The principal entrance to the Acropolis is a monumental gateway called the Propylaea, which is made of white marble. It is located at the western end of a walled enclosure near the top of the Acropolis, at the head of a steep, winding path. It was begun in 437 BC, but work on it stopped five years later, probably because of a threat of war. The Peloponnesian War, between Athens and an alliance led by Sparta, finally broke out in 431 BC. Sparta’s alliance defeated Athens, and the Propylaea were never completed.
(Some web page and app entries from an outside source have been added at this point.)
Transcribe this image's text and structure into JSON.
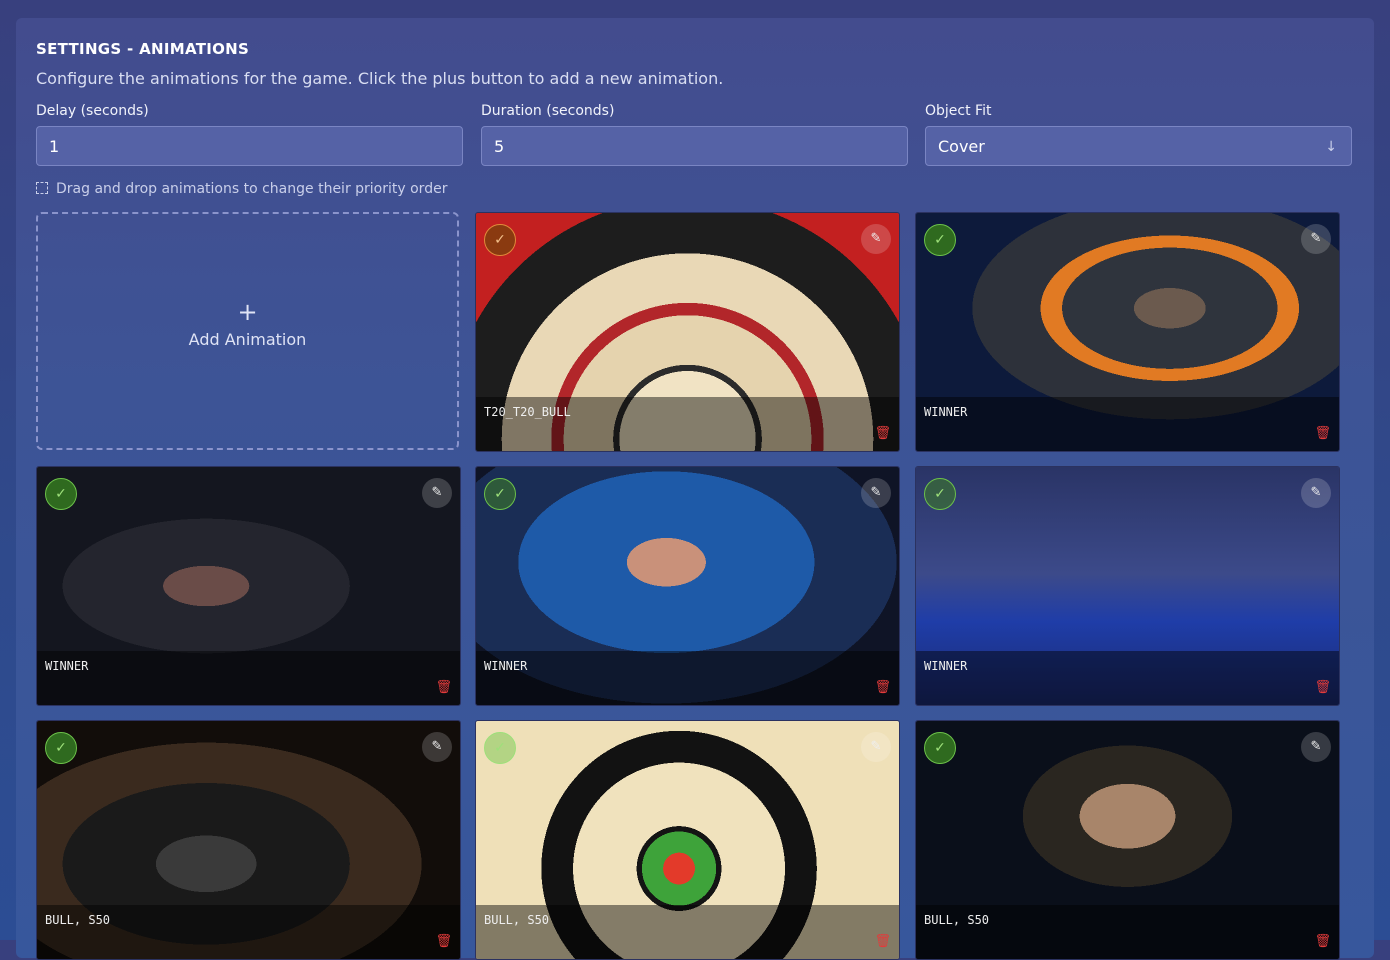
{
  "header": {
    "title": "SETTINGS - ANIMATIONS",
    "description": "Configure the animations for the game. Click the plus button to add a new animation."
  },
  "fields": {
    "delay": {
      "label": "Delay (seconds)",
      "value": "1"
    },
    "duration": {
      "label": "Duration (seconds)",
      "value": "5"
    },
    "object_fit": {
      "label": "Object Fit",
      "value": "Cover"
    }
  },
  "hint": "Drag and drop animations to change their priority order",
  "add_card": {
    "plus": "+",
    "label": "Add Animation"
  },
  "icons": {
    "check": "check-icon",
    "edit": "pencil-icon",
    "delete": "trash-icon",
    "drag": "drag-icon",
    "select": "arrow-down-icon"
  },
  "glyphs": {
    "check": "✓",
    "edit": "✎",
    "trash": "🗑",
    "arrow": "↓"
  },
  "animations": [
    {
      "tag": "T20_T20_BULL",
      "active": true
    },
    {
      "tag": "WINNER",
      "active": true
    },
    {
      "tag": "WINNER",
      "active": true
    },
    {
      "tag": "WINNER",
      "active": true
    },
    {
      "tag": "WINNER",
      "active": true
    },
    {
      "tag": "BULL, S50",
      "active": true
    },
    {
      "tag": "BULL, S50",
      "active": true
    },
    {
      "tag": "BULL, S50",
      "active": true
    }
  ]
}
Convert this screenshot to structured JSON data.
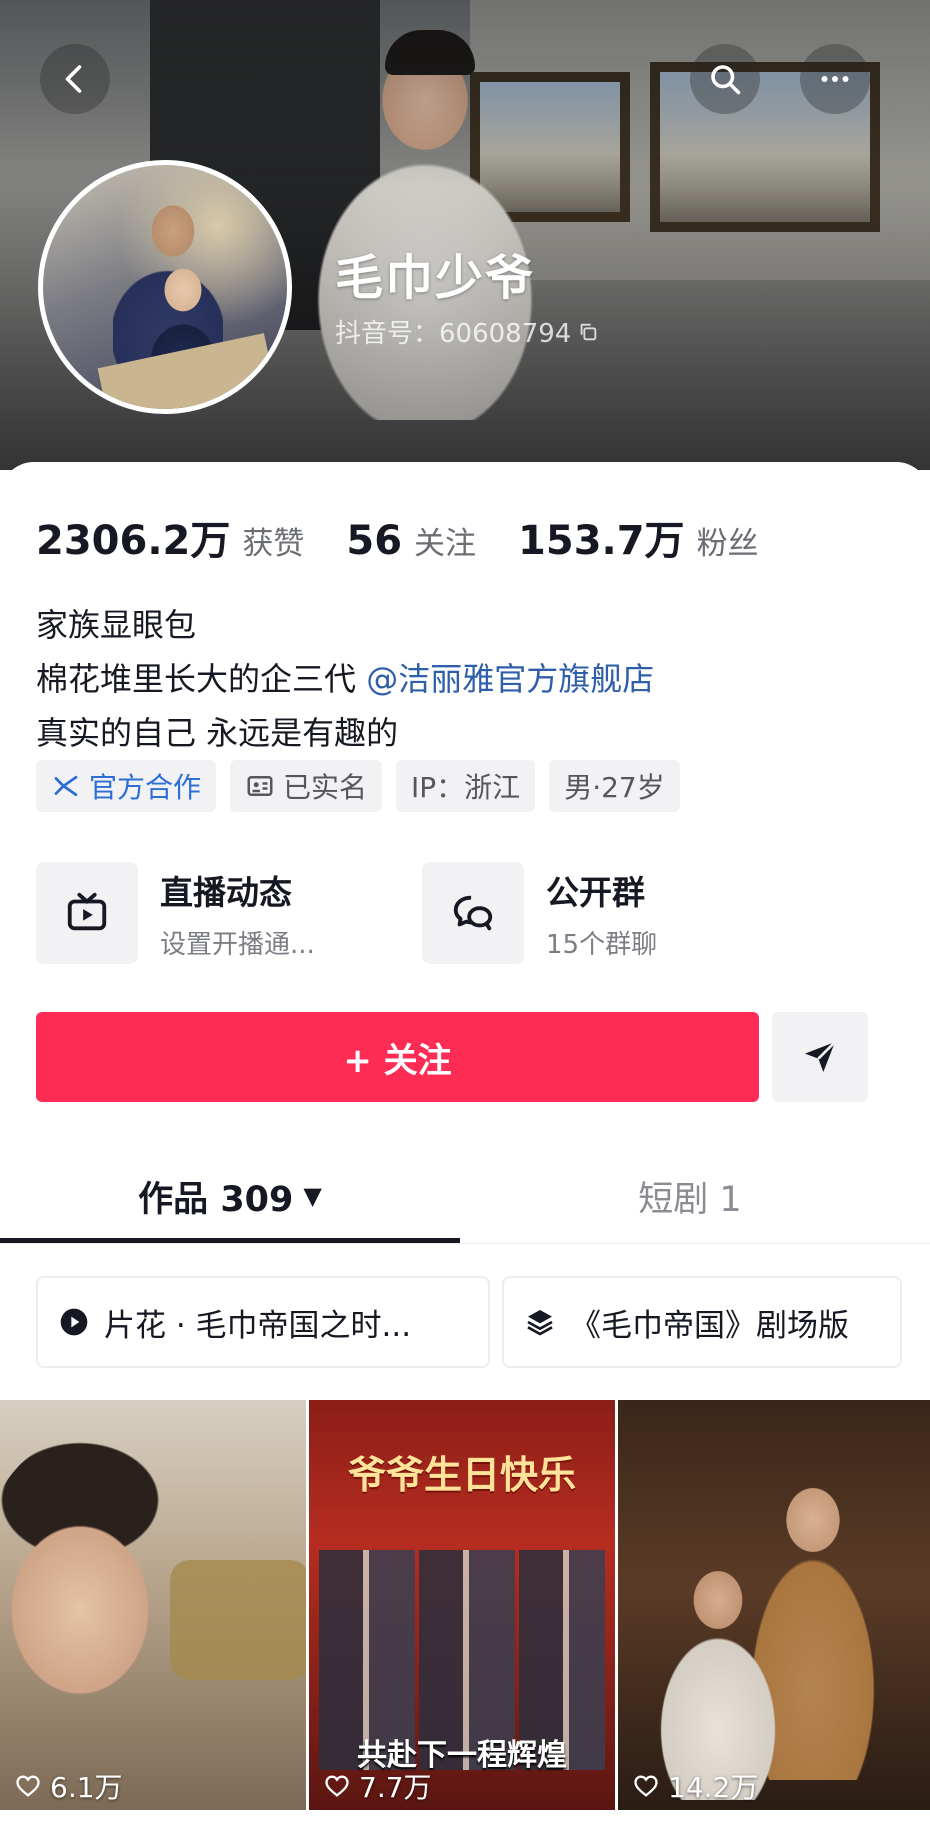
{
  "profile": {
    "name": "毛巾少爷",
    "douyin_id": "抖音号：60608794"
  },
  "stats": [
    {
      "value": "2306.2万",
      "label": "获赞"
    },
    {
      "value": "56",
      "label": "关注"
    },
    {
      "value": "153.7万",
      "label": "粉丝"
    }
  ],
  "bio": {
    "line1": "家族显眼包",
    "line2_text": "棉花堆里长大的企三代 ",
    "line2_mention": "@洁丽雅官方旗舰店",
    "line3": "真实的自己 永远是有趣的"
  },
  "tags": {
    "official": "官方合作",
    "verified": "已实名",
    "ip": "IP：浙江",
    "gender_age": "男·27岁"
  },
  "features": {
    "live": {
      "title": "直播动态",
      "subtitle": "设置开播通..."
    },
    "group": {
      "title": "公开群",
      "subtitle": "15个群聊"
    }
  },
  "actions": {
    "follow_label": "+ 关注"
  },
  "tabs": {
    "works": "作品 309",
    "works_caret": "▼",
    "drama": "短剧 1"
  },
  "playlists": [
    {
      "label": "片花 · 毛巾帝国之时..."
    },
    {
      "label": "《毛巾帝国》剧场版"
    }
  ],
  "videos": [
    {
      "likes": "6.1万"
    },
    {
      "likes": "7.7万",
      "overlay_title": "爷爷生日快乐",
      "overlay_bottom": "共赴下一程辉煌"
    },
    {
      "likes": "14.2万"
    }
  ],
  "colors": {
    "follow_button": "#fe2c55",
    "mention": "#2f5fa8",
    "official_tag": "#2b6fd6"
  },
  "icons": {
    "back": "back-arrow-icon",
    "search": "search-icon",
    "more": "more-dots-icon",
    "copy": "copy-icon",
    "official": "official-badge-icon",
    "verified": "id-card-icon",
    "live": "tv-icon",
    "group": "chat-bubbles-icon",
    "share": "send-icon",
    "playlist1": "play-icon",
    "playlist2": "layers-icon",
    "likes": "heart-icon"
  }
}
The Propylaea was designed by Greek architect Mnesicles to have a central section with wide openings and two wings, one to the north and the other to the south. The facade of the central section consists of six widely spaced columns in the simple Doric order (style). Inside, two rows of columns in the more elegant Ionic order divide the central area into three sections through which visitors proceed. The north wing was to house a gallery of paintings, and the south wing was to provide a passageway to the Temple of Athena Nike. The wings of the Propylaea were never completed.